Troubled family’s frictions make fine fiction


Advertise with us

Edmonton author Kevin Holowack’s debut novel, Light on a Part of the Field, displays mature literary skill that is surprising in a young writer.

Read this article for free:


Already have an account? Log in here »

To continue reading, please subscribe:

Monthly Digital Subscription

$4.75 per week*

  • Enjoy unlimited reading on
  • Read the E-Edition, our digital replica newspaper
  • Access News Break, our award-winning app
  • Play interactive puzzles

*Billed as $19.00 plus GST every four weeks. Cancel anytime.

Hey there, time traveller!
This article was published 03/07/2021 (633 days ago), so information in it may no longer be current.

Edmonton author Kevin Holowack’s debut novel, Light on a Part of the Field, displays mature literary skill that is surprising in a young writer.

He adeptly handles the story of a family, in which all members are somewhat eccentric, taking place during the 1960s and ’70s.

Poet and university professor Allen Windsor and his introverted wife Ruth, a self-taught painter, are struck by lightning, yet survive only to have another brush with death soon after when Ruth rams their car into the brick wall of a hotel. Al is hurled through the windshield, landing on a couch; Ruth sustains only a mild concussion. Neither accident affects her pregnancy. Al is left with a blotch on his chest which Ruth believes signifies his resurrection.

After their daughter Gayle is born, Al accepts a teaching job in Edmonton, leaving his family in Victoria, B.C. When he returns at Thanksgiving, he decides to buy a horse and later invites the babysitter and pizza delivery man to join them for dinner. Ruth is concerned over his erratic behaviour and asks why he keeps leaving her and their baby.

He answers, “Since that time on the cliff, I’ve been unable to shake the reality that life is precarious. Time is the most precious resource, and since then — since then, the work I do is this: I’m making a monument to you in my soul. I don’t mean that figuratively. I’ve been working on something lately — something that eats at me night and day. It’s a calling. A vocation — Do you know the word? — I’m composing now what I believe is my life’s masterpiece.”

Later that year he rides his horse from Vancouver Island to Salmon Arm, B.C., gaining some local notoriety.
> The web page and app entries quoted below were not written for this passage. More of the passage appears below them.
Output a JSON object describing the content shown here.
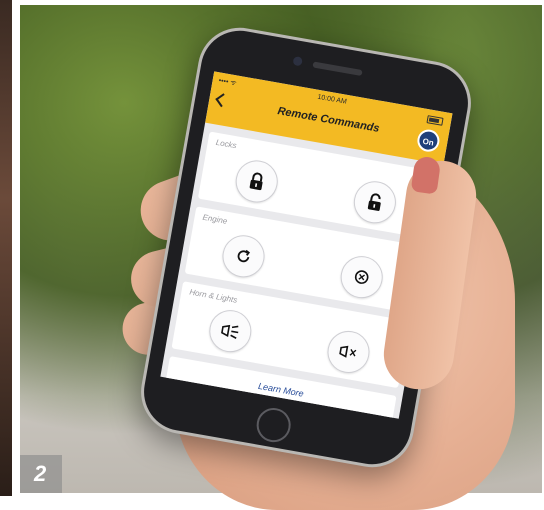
{
  "figure": {
    "number": "2"
  },
  "status_bar": {
    "carrier": "•••• ᯤ",
    "time": "10:00 AM"
  },
  "app": {
    "title": "Remote Commands",
    "status_badge": "On"
  },
  "sections": [
    {
      "title": "Locks",
      "left_icon": "lock-icon",
      "right_icon": "unlock-icon"
    },
    {
      "title": "Engine",
      "left_icon": "engine-start-icon",
      "right_icon": "engine-stop-icon"
    },
    {
      "title": "Horn & Lights",
      "left_icon": "horn-lights-icon",
      "right_icon": "horn-lights-off-icon"
    }
  ],
  "footer": {
    "learn_more_label": "Learn More"
  },
  "colors": {
    "header": "#f3ba23",
    "badge": "#1f3f7a",
    "link": "#2a4e9a"
  }
}
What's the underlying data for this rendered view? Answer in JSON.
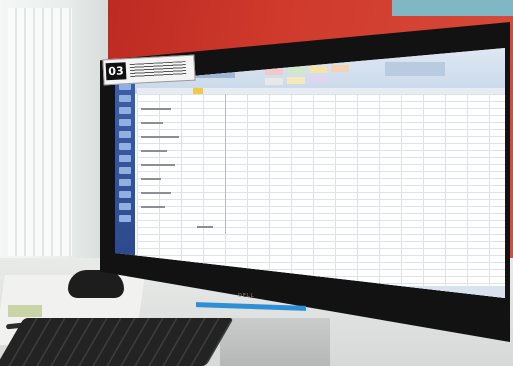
{
  "scene": {
    "badge_number": "03",
    "monitor_brand": "DELL",
    "app": "spreadsheet"
  },
  "colors": {
    "wall": "#cf3a2c",
    "ribbon": "#c9d8ea",
    "sidebar": "#2a4689",
    "accent_bar": "#2f8fd6"
  }
}
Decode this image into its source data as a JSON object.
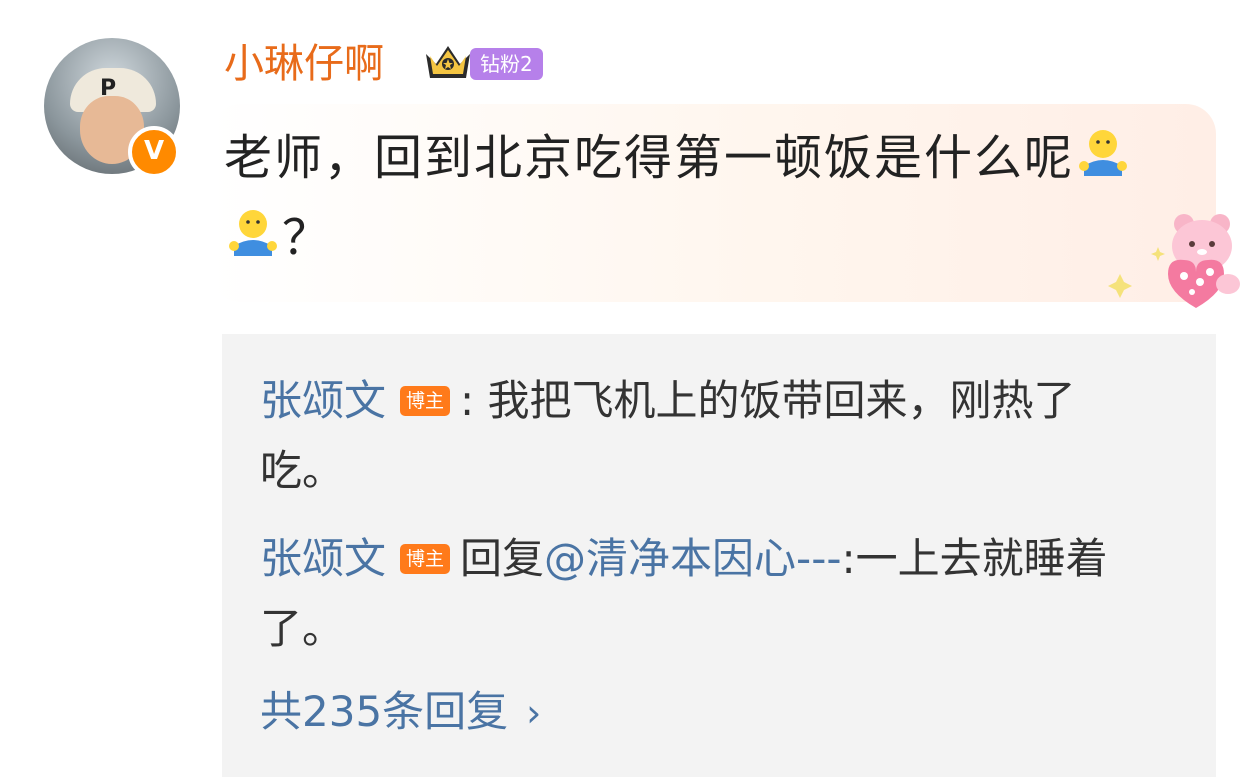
{
  "comment": {
    "username": "小琳仔啊",
    "fan_badge": "钻粉2",
    "verified_mark": "V",
    "text_part1": "老师，回到北京吃得第一顿饭是什么呢",
    "text_part2": "？",
    "emojis": [
      "hug-emoji",
      "hug-emoji"
    ]
  },
  "replies": [
    {
      "author": "张颂文",
      "badge": "博主",
      "separator": ":",
      "text": " 我把飞机上的饭带回来，刚热了吃。"
    },
    {
      "author": "张颂文",
      "badge": "博主",
      "reply_prefix": "回复",
      "mention": "@清净本因心---",
      "text": ":一上去就睡着了。"
    }
  ],
  "more_replies": {
    "label": "共235条回复",
    "icon": "chevron-right-icon"
  },
  "colors": {
    "username": "#e86b1a",
    "reply_name": "#4a74a4",
    "badge_bozhu": "#ff7a1a",
    "badge_fan": "#b680ea",
    "reply_bg": "#f3f3f3"
  }
}
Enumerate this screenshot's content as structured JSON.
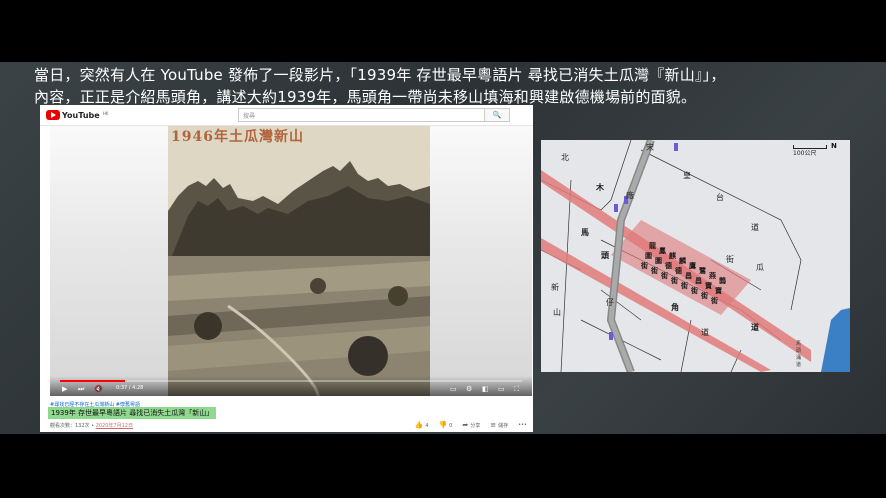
{
  "captions": {
    "line1": "當日，突然有人在 YouTube 發佈了一段影片，「1939年 存世最早粵語片 尋找已消失土瓜灣『新山』」，",
    "line2": "內容，正正是介紹馬頭角，講述大約1939年，馬頭角一帶尚未移山填海和興建啟德機場前的面貌。"
  },
  "youtube": {
    "logo_text": "YouTube",
    "logo_region": "HK",
    "search_placeholder": "搜尋",
    "search_button": "🔍",
    "photo_title": "1946年土瓜灣新山",
    "time": "0:37 / 4:28",
    "progress": 0.14,
    "hashtags": "#尋找已經不存在土瓜灣新山 #懷舊粵語",
    "video_title": "1939年 存世最早粵語片 尋找已消失土瓜灣「新山」",
    "views": "觀看次數：132次",
    "date": "2020年7月12日",
    "likes": "4",
    "dislikes": "0",
    "share": "分享",
    "save": "儲存",
    "more": "•••"
  },
  "map": {
    "scale": "100公尺",
    "north": "N",
    "road_color": "#e07a7a",
    "purple": "#6b5bd6",
    "sea_color": "#3b7fc4",
    "labels": {
      "a": "北",
      "b": "帝",
      "c": "宋",
      "d": "皇",
      "e": "台",
      "f": "道",
      "g": "木",
      "h": "廠",
      "i": "馬",
      "j": "頭",
      "k": "角",
      "l": "道",
      "m": "新",
      "n": "山",
      "o": "道",
      "p": "街",
      "q": "瓜",
      "r": "仔",
      "s1": "譚",
      "s2": "公",
      "s3": "道",
      "s4": "馬",
      "s5": "頭",
      "s6": "涌",
      "s7": "道"
    },
    "streets": [
      "街",
      "街",
      "街",
      "街",
      "街",
      "街",
      "街",
      "街",
      "角"
    ],
    "street_top": [
      "龍",
      "鳳",
      "麒",
      "麟",
      "鷹",
      "鷺",
      "燕",
      "鵲"
    ],
    "street_mid": [
      "圍",
      "圍",
      "德",
      "德",
      "昌",
      "昌",
      "寶",
      "寶"
    ]
  }
}
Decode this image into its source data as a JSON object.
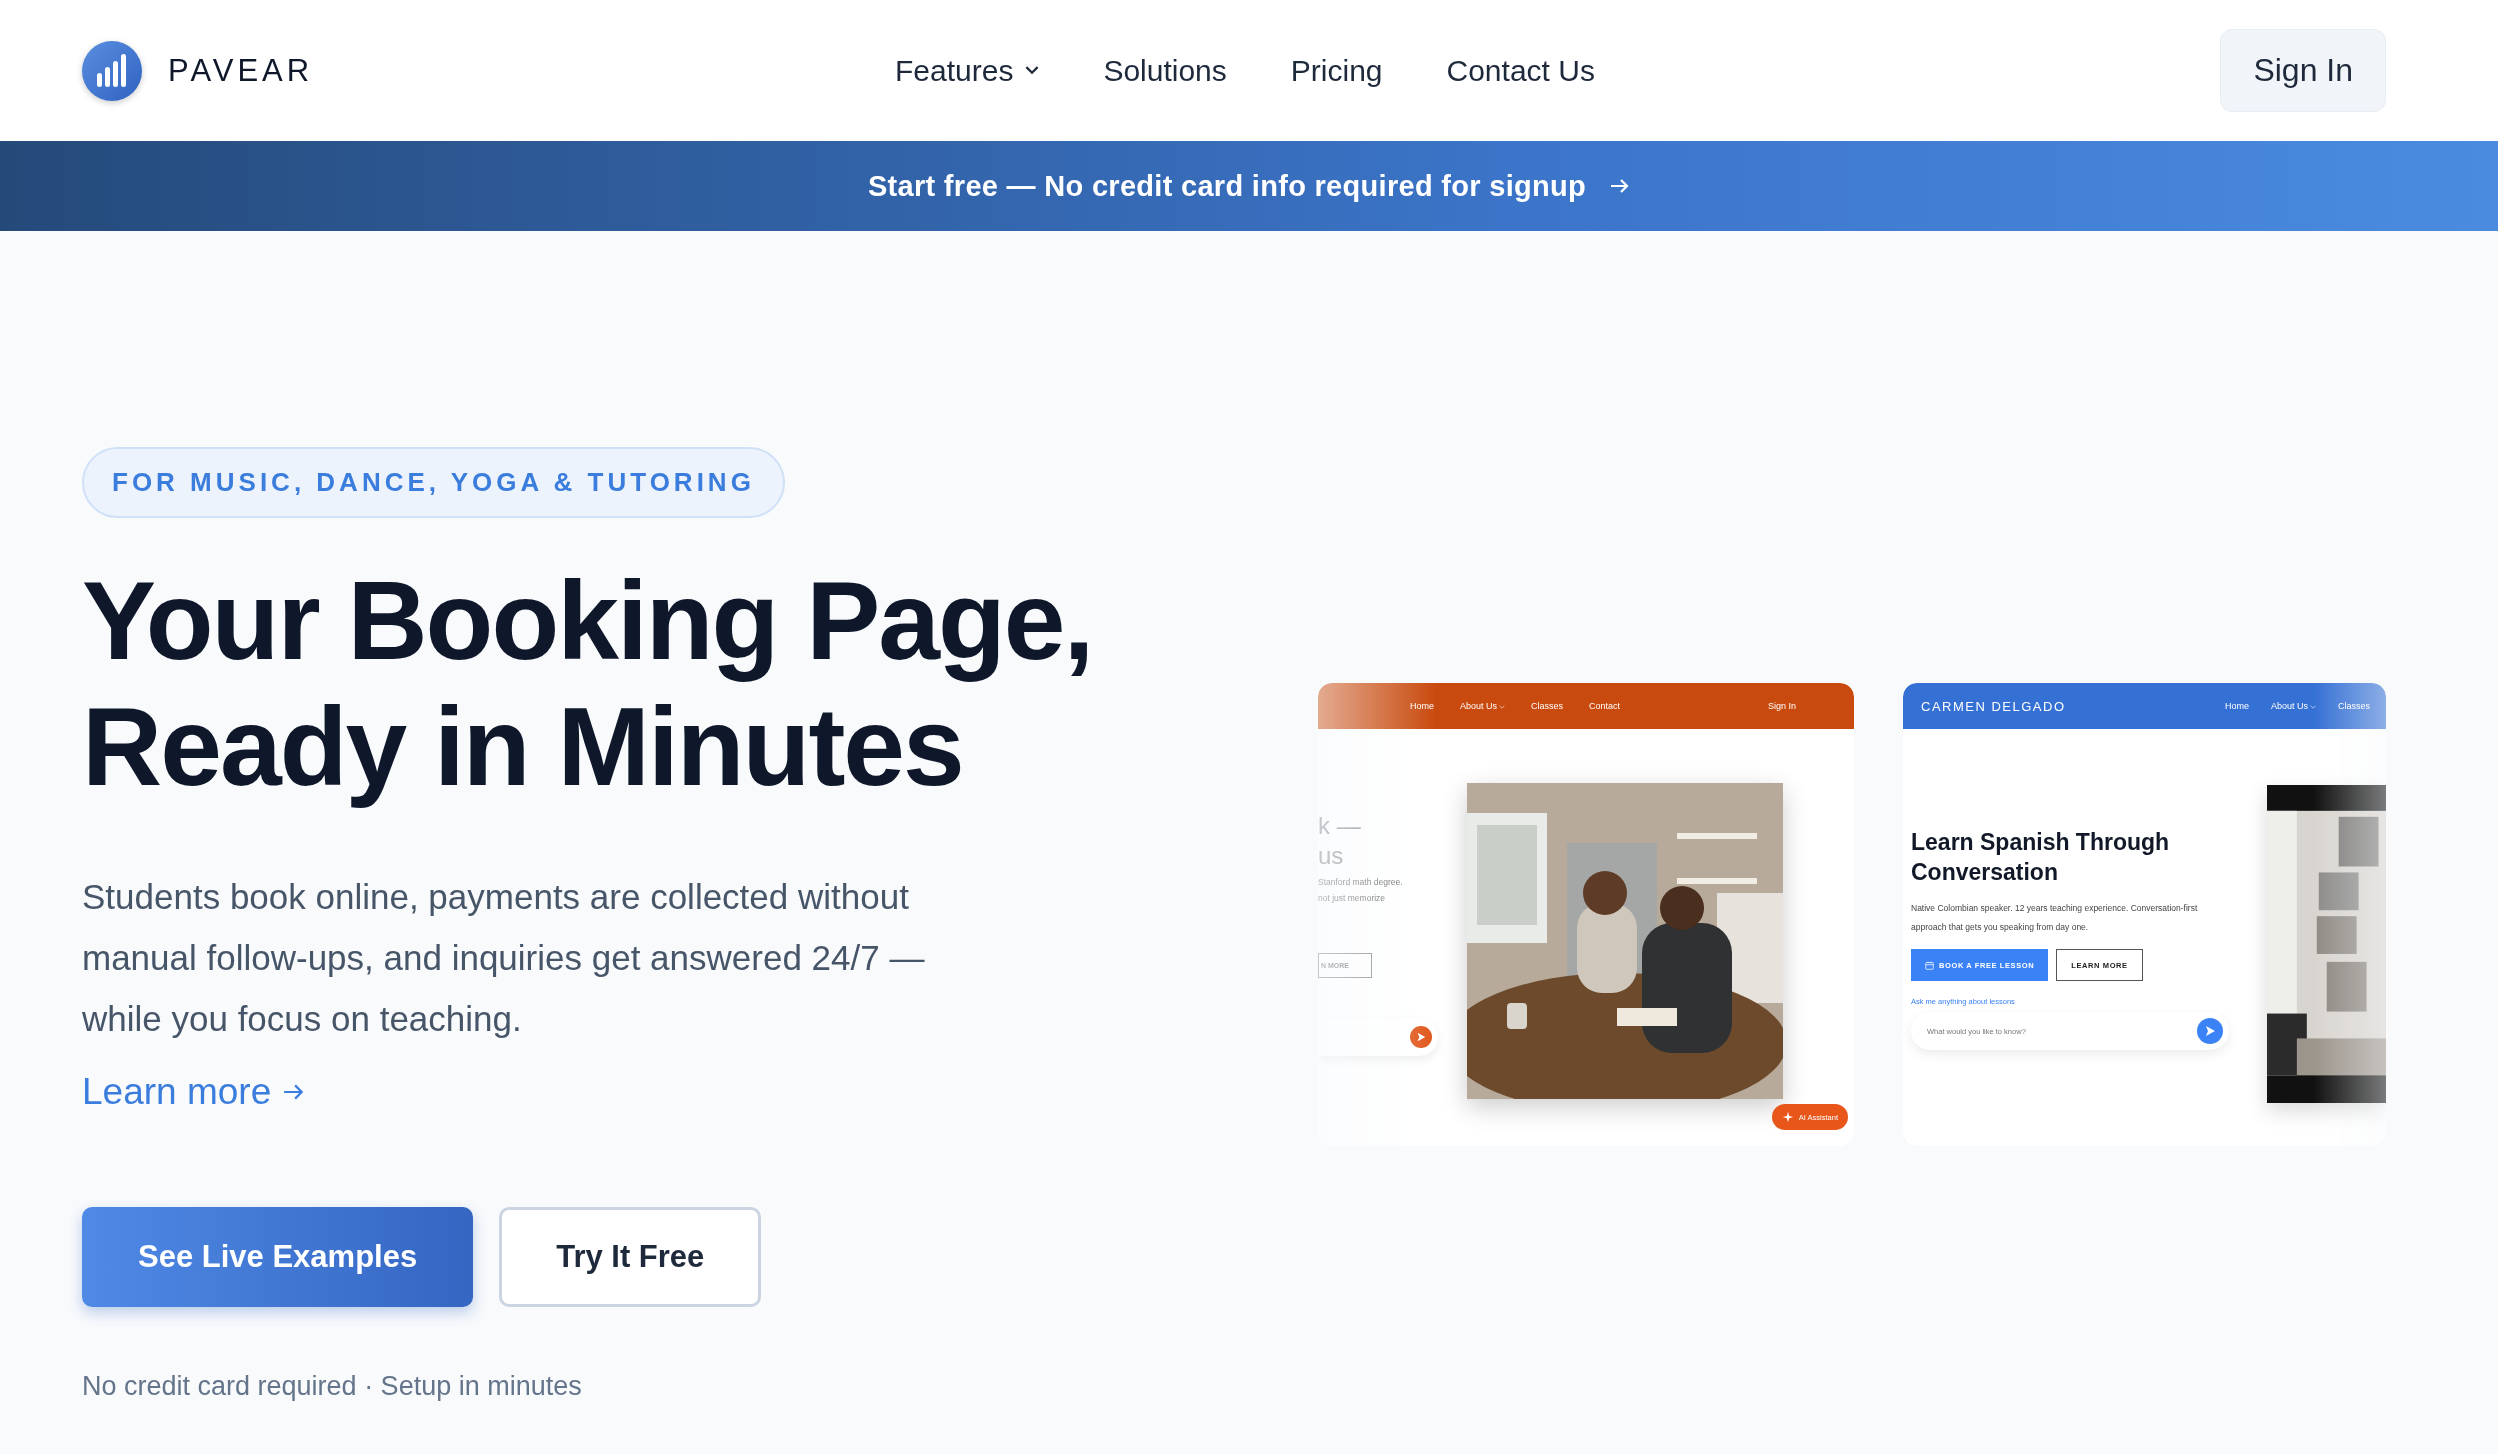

Even though he still spends most of the year in Edmonton, he and Ruth pack up and move to a house just outside Salmon Arm. Gayle is fascinated by her father, who encourages her to sing and learn to play the piano. She knows that the time they spend together is limited and precious as he returns to his family each summer and is home for the birth of a second daughter, Ami.

After Gayle graduates from high school, she becomes more isolated with only her mother, sister and the three dairy cows she tends for company. She and Ruth learn that Al has disappeared from his home in Edmonton after being placed on medical leave from the university and ordered to attend psychiatric counselling.

When Gayle spots a light in the barn one night, she discovers a young man lying unconscious in the hay. She persuades Ruth to let the man, Lewis, stay if he helps with farm chores. He’s hitchhiked from Vancouver and says he’s on his way to Edmonton, then to Nova Scotia.

Gayle wants to escape her role as the sensible person who keeps the household together, and to see something of the world, so she follows Lewis to Edmonton.

Holowack’s characterization of Ruth as a middle-aged artist who is befuddled by her husband’s disappearance is credible. Despite all of his shortcomings, Ruth still loves and misses Al, remembering the highlights of their lives together. Holowack allows Ruth to achieve some success and recognition for her artistic work. She also finds the help she needs to raise her younger daughter.

However, Gayle seems to drift along in her impoverished life with Lewis. Perhaps she has inherited some of her father’s inability to fully recognize and come to grips with reality.

She is visited by a large black bird a few times throughout the book, signalling that her life has reached a turning point.

In creating three main characters who are all quirky in different ways, Holowack challenged himself to come up with a compelling narrative. Switching back and forth in time from chapter to chapter helps to keep the plot moving.

Overall, Light on a Part of the Field is a successful debut novel, hopefully the first of many to be written by this young author.

Andrea Geary is a freelance writer.

If you value coverage of Manitoba’s arts scene, help us do more.
Your contribution of $10, $25 or more will allow the Free Press to deepen our reporting on theatre, dance, music and galleries while also ensuring the broadest possible audience can access our arts journalism.
BECOME AN ARTS JOURNALISM SUPPORTER Click here to learn more about the project.

Report Error Submit a Tip


Advertise With Us